handshake message inserted between the CCS and the Finished).
The client's announcement need not match any of the protocols
specified by the server. Thus, the negotiation is partly encrypted.

The reason for this appears to be that this mechanism is designed to
prevent network attackers from learning which next protocol is being
requested. (See Section 4). I'm extremely skeptical of this objective:
Avoiding this kind of application identification has not traditionally
been a TLS design goal. Indeed, TLS has features which make this
problematic, such as unpadded records (in stream cipher modes) and
application types in the extended key usage. People who operate DPI
boxes will generally be able to identify the relevant applications and
block them. Moreover, for applications which do not require TLS client
authentication, it's generally easy to determine what the server runs
by simply connecting to it (in general, most TLS endpoints run only a
small number of protocols) and then block as appropriate. If this sort
of evasion becomes a TLS design goal, much more work will be
necessary.

This wouldn't be a big deal except that this highly imperfect
functionality comes at significant architectural cost. This mechanism
is clearly more  invasive and complicated than necessary to accomplish the
goal of addressing cross-protocol attacks. That objective could easily
be met by having the client announce in an extension the protocol he
wishes and the server either accept or reject immediately (prior to
the key exchange stage). This would also be far clearer from a
layering perspective, as it would conceptually match the use and
timing of the TCP port number, just pushing it a few bytes over into
the TLS ClientHello. Moreover, it is extremely odd to have the server
advertise a list of protocols which does not match the list which it
is actually willing to use. For that matter, it's not even clear what

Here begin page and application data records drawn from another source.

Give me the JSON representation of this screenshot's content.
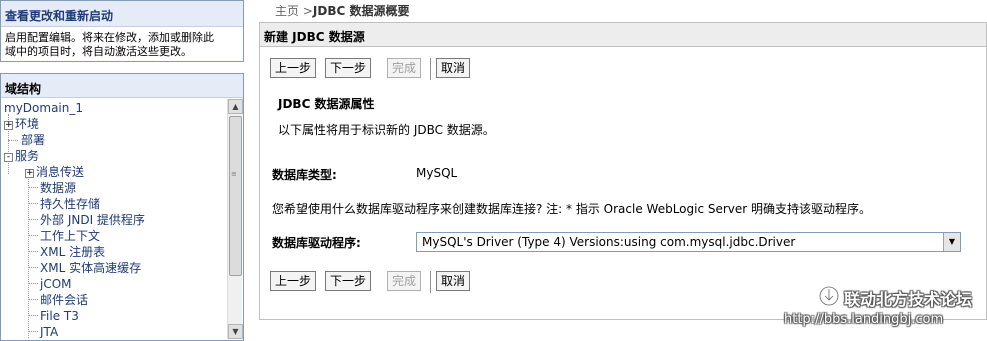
{
  "change_center": {
    "title": "查看更改和重新启动",
    "text_line1": "启用配置编辑。将来在修改，添加或删除此",
    "text_line2": "域中的项目时，将自动激活这些更改。"
  },
  "domain_structure": {
    "title": "域结构",
    "tree": [
      {
        "label": "myDomain_1",
        "expander": ""
      },
      {
        "label": "环境",
        "expander": "+"
      },
      {
        "label": "部署",
        "expander": ""
      },
      {
        "label": "服务",
        "expander": "-"
      },
      {
        "label": "消息传送",
        "expander": "+"
      },
      {
        "label": "数据源",
        "expander": ""
      },
      {
        "label": "持久性存储",
        "expander": ""
      },
      {
        "label": "外部 JNDI 提供程序",
        "expander": ""
      },
      {
        "label": "工作上下文",
        "expander": ""
      },
      {
        "label": "XML 注册表",
        "expander": ""
      },
      {
        "label": "XML 实体高速缓存",
        "expander": ""
      },
      {
        "label": "jCOM",
        "expander": ""
      },
      {
        "label": "邮件会话",
        "expander": ""
      },
      {
        "label": "File T3",
        "expander": ""
      },
      {
        "label": "JTA",
        "expander": ""
      }
    ]
  },
  "breadcrumb": {
    "home": "主页",
    "separator": ">",
    "current": "JDBC 数据源概要"
  },
  "wizard": {
    "title": "新建 JDBC 数据源",
    "buttons": {
      "back": "上一步",
      "next": "下一步",
      "finish": "完成",
      "cancel": "取消"
    },
    "section_title": "JDBC 数据源属性",
    "section_desc": "以下属性将用于标识新的 JDBC 数据源。",
    "db_type_label": "数据库类型:",
    "db_type_value": "MySQL",
    "driver_hint": "您希望使用什么数据库驱动程序来创建数据库连接? 注: * 指示 Oracle WebLogic Server 明确支持该驱动程序。",
    "driver_label": "数据库驱动程序:",
    "driver_selected": "MySQL's Driver (Type 4) Versions:using com.mysql.jdbc.Driver"
  },
  "watermark": {
    "line1": "联动北方技术论坛",
    "line2": "http://bbs.landingbj.com"
  },
  "icons": {
    "select_arrow": "chevron-down-icon",
    "scroll_up": "arrow-up-icon",
    "scroll_down": "arrow-down-icon"
  }
}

the point of the advertisement is in most cases since, again, most
servers run only one protocol and a 16-bit port number is clearly far
too crude for version negotiation.